▶ **WORK INSTRUCTIONS**
Below are records. Find each line in them that holds the word "thumbs" and copy it.

━━━━━ MATERIAL FOR THIS TASK ━━━━━

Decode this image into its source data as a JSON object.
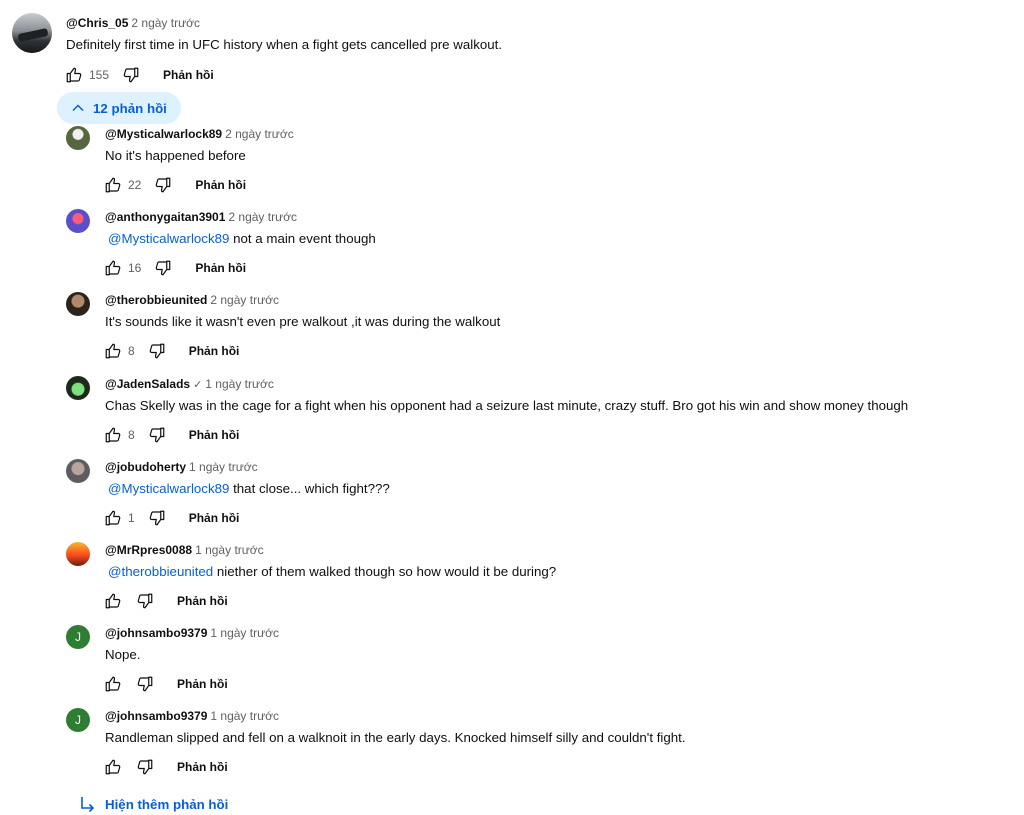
{
  "top_comment": {
    "handle": "@Chris_05",
    "time": "2 ngày trước",
    "text": "Definitely first time in UFC history when a fight gets cancelled pre walkout.",
    "likes": "155",
    "reply_label": "Phản hồi"
  },
  "replies_toggle": {
    "label": "12 phản hồi"
  },
  "replies": [
    {
      "handle": "@Mysticalwarlock89",
      "time": "2 ngày trước",
      "mention": "",
      "text": "No it's happened before",
      "likes": "22",
      "reply_label": "Phản hồi",
      "avatar_color": "#4a5a3c"
    },
    {
      "handle": "@anthonygaitan3901",
      "time": "2 ngày trước",
      "mention": "@Mysticalwarlock89",
      "text": "not a main event though",
      "likes": "16",
      "reply_label": "Phản hồi",
      "avatar_color": "#5a4fc8"
    },
    {
      "handle": "@therobbieunited",
      "time": "2 ngày trước",
      "mention": "",
      "text": "It's sounds like it wasn't even pre walkout ,it was during the walkout",
      "likes": "8",
      "reply_label": "Phản hồi",
      "avatar_color": "#3c3228"
    },
    {
      "handle": "@JadenSalads",
      "verified": "✓",
      "time": "1 ngày trước",
      "mention": "",
      "text": "Chas Skelly was in the cage for a fight when his opponent had a seizure last minute, crazy stuff. Bro got his win and show money though",
      "likes": "8",
      "reply_label": "Phản hồi",
      "avatar_color": "#1e7a3a"
    },
    {
      "handle": "@jobudoherty",
      "time": "1 ngày trước",
      "mention": "@Mysticalwarlock89",
      "text": "that close... which fight???",
      "likes": "1",
      "reply_label": "Phản hồi",
      "avatar_color": "#6e6c70"
    },
    {
      "handle": "@MrRpres0088",
      "time": "1 ngày trước",
      "mention": "@therobbieunited",
      "text": "niether of them walked though so how would it be during?",
      "likes": "",
      "reply_label": "Phản hồi",
      "avatar_color": "#e0561f"
    },
    {
      "handle": "@johnsambo9379",
      "time": "1 ngày trước",
      "mention": "",
      "text": "Nope.",
      "likes": "",
      "reply_label": "Phản hồi",
      "avatar_color": "#2e7d32",
      "avatar_letter": "J"
    },
    {
      "handle": "@johnsambo9379",
      "time": "1 ngày trước",
      "mention": "",
      "text": "Randleman slipped and fell on a walknoit in the early days. Knocked himself silly and couldn't fight.",
      "likes": "",
      "reply_label": "Phản hồi",
      "avatar_color": "#2e7d32",
      "avatar_letter": "J"
    }
  ],
  "more_replies": {
    "label": "Hiện thêm phản hồi"
  },
  "icons": {
    "like": "thumbs-up-icon",
    "dislike": "thumbs-down-icon",
    "toggle": "chevron-up-icon",
    "more": "reply-arrow-icon"
  },
  "colors": {
    "accent": "#065fd4",
    "toggle_bg": "#def1ff",
    "muted": "#606060"
  }
}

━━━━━

▶ **EXPECTED OUTPUT**
    "like": "thumbs-up-icon",
    "dislike": "thumbs-down-icon",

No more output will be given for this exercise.